Better together: Transplanting Langerhans Islets instead of beta cells only

Ultimately, the researchers want to transplant a product consisting of glucagon-producing alpha cells and insulin-producing beta cells ­ just like the real Langerhans islets. Glucagon and insulin are the two main hormones in our body that regulate energy homeostasis. While glucagon increases blood sugar levels, insulin lowers blood sugar levels. “Previous work has shown that cell-cell interactions within the islet, particularly between the two major cell types, the beta cell and the alpha cells, are important for the fine-tuning of regulating insulin release,” explains Henrik Semb. In animal models, the transplantation of both cell types together achieved much better blood sugar regulation.
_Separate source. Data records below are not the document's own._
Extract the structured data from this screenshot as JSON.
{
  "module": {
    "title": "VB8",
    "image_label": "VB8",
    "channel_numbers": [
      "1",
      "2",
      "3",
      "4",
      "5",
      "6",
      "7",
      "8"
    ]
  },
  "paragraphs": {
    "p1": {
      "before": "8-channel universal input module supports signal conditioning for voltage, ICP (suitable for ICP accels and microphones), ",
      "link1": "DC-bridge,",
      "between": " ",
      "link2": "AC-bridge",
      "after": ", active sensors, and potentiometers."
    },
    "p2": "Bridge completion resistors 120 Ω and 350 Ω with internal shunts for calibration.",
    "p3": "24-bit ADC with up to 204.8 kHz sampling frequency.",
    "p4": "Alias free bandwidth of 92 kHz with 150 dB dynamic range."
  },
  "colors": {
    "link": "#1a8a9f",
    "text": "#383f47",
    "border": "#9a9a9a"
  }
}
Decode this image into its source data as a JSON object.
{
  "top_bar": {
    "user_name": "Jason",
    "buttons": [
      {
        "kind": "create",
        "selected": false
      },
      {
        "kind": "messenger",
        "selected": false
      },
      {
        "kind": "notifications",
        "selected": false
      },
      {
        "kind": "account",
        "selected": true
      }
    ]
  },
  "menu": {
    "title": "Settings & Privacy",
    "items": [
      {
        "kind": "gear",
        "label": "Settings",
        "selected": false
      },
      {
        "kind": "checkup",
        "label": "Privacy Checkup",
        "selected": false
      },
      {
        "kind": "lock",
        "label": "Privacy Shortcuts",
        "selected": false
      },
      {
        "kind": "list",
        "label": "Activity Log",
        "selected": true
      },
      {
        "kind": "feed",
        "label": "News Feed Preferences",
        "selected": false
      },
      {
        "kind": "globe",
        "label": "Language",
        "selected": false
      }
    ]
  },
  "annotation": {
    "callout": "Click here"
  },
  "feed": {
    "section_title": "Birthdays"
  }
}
This would also have enormous advantages for humans as it could reduce the risk of secondary diseases later in life. Eunike Setyono, a doctoral researcher at Helmholtz Munich, is hopeful that ISLET’s new product can one day help patients and improve their quality of life. She works in the team of Heiko Lickert, director of the Helmholtz Munich Institute of Diabetes and Regeneration Research and a member of ISLET.

Still a long way ahead

Stem cell-based cell replacement therapy for type 1 diabetes is as close to a cure as possible, but the researchers still need to overcome many obstacles before the transplantation of lab-generated islets can give realistic hopes to type 1 diabetes patients. The biggest problem comes with the root of the disease: autoimmunity. Even if type 1 diabetes patients receive new beta cells, their immune system is still programmed to destroy them. “A big question in the field at the moment is whether we can make the cells we transplant hypoimmune. Can we genetically engineer the cells so the immune system will not recognize them?” asks Henrik Semb together with his team and collaborators. Right now, transplantation of beta cells requires the intake of immunosuppressive drugs to prevent the immune system from destroying the transplant. Shutting down the body’s immune system obviously comes with many side effects for the patients – like increased susceptibility to infections or an increased risk for cancer. This is only worth the cost for patients with extreme trouble controlling their blood sugar levels by insulin injections. “To get to our final product is a little bit like a walk in the Death Valley. It's extremely complicated and also very expensive. But through funding from the EU and the support by Helmholtz Munich we've established a really good program in Europe for this kind of research,” explains Henrik Semb.

Vision for the future

“The ultimate goal is to provide alternative sources of beta cells as replacement therapy. This would be the first causal therapy of type 1 diabetes,” says Heiko Lickert. One day, transplantation of stem cell-derived insulin-producing beta cells might provide type 1 diabetes patients with a natural cellular controller of blood sugar levels. This would enable more precise control of blood sugar levels compared to the available devices to monitor blood sugar levels and inject insulin. Henrik Semb is optimistic that they can test their product in clinical trials by 2026.